The problem: Please say how many lines in the records below contain the word "source", giving only the number.

Data extracts:
____

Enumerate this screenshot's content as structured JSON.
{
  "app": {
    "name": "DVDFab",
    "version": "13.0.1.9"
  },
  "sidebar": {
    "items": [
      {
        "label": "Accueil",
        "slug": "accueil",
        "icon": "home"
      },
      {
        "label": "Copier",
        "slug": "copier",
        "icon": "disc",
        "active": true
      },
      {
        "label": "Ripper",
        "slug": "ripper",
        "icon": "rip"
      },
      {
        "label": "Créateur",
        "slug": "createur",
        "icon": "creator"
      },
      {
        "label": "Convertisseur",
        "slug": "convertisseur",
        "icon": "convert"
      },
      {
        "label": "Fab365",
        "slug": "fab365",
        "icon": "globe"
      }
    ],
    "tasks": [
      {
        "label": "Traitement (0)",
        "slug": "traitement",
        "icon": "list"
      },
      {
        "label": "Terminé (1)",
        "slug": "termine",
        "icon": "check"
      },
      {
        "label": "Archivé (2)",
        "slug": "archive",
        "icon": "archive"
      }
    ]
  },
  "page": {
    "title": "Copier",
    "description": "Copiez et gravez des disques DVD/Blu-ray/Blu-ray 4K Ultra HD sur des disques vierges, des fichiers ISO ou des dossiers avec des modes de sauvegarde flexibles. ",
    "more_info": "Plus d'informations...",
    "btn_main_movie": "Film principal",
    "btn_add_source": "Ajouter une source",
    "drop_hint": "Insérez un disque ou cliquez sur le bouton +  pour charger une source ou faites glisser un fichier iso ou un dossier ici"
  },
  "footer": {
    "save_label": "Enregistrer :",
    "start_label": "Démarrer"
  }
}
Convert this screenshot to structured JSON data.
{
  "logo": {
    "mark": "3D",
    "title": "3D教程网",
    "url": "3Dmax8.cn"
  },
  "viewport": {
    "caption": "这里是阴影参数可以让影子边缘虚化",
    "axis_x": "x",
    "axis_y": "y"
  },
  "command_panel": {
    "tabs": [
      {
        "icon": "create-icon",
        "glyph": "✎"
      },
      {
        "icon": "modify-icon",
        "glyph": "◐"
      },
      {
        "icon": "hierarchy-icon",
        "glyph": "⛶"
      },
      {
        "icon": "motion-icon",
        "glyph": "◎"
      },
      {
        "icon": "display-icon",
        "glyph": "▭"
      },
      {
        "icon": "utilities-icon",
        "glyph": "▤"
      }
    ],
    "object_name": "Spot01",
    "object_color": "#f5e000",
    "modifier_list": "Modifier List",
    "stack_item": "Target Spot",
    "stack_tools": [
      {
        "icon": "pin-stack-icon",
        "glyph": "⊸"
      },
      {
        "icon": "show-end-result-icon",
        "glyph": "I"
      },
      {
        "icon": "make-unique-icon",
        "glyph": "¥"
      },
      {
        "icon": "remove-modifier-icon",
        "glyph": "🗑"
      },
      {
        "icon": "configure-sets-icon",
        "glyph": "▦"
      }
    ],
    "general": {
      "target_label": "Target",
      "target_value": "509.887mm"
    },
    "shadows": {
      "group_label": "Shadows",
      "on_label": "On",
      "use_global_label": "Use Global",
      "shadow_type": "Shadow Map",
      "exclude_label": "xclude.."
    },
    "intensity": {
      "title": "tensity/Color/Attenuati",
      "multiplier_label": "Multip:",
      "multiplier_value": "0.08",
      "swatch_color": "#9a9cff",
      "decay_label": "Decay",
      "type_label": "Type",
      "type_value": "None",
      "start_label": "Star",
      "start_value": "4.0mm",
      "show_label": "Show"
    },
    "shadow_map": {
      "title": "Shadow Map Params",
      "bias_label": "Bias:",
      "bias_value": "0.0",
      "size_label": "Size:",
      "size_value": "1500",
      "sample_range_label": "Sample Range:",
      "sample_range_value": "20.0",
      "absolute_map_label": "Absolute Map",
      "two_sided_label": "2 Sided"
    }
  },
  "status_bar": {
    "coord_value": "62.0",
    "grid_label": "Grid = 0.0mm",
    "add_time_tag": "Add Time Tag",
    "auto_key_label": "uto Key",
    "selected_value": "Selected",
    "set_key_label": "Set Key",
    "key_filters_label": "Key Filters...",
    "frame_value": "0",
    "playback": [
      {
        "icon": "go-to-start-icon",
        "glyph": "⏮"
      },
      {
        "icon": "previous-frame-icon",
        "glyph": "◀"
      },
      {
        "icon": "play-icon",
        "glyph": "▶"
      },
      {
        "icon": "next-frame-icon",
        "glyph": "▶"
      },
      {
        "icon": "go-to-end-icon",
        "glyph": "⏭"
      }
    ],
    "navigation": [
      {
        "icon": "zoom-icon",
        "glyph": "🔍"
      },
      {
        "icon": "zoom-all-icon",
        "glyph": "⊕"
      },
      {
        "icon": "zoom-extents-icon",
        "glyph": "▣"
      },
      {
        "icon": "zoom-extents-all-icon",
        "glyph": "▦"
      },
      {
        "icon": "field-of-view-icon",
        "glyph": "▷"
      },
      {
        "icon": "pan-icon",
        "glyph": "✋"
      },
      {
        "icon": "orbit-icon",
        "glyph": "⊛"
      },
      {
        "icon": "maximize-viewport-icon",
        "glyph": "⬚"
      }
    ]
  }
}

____

Answer below: 2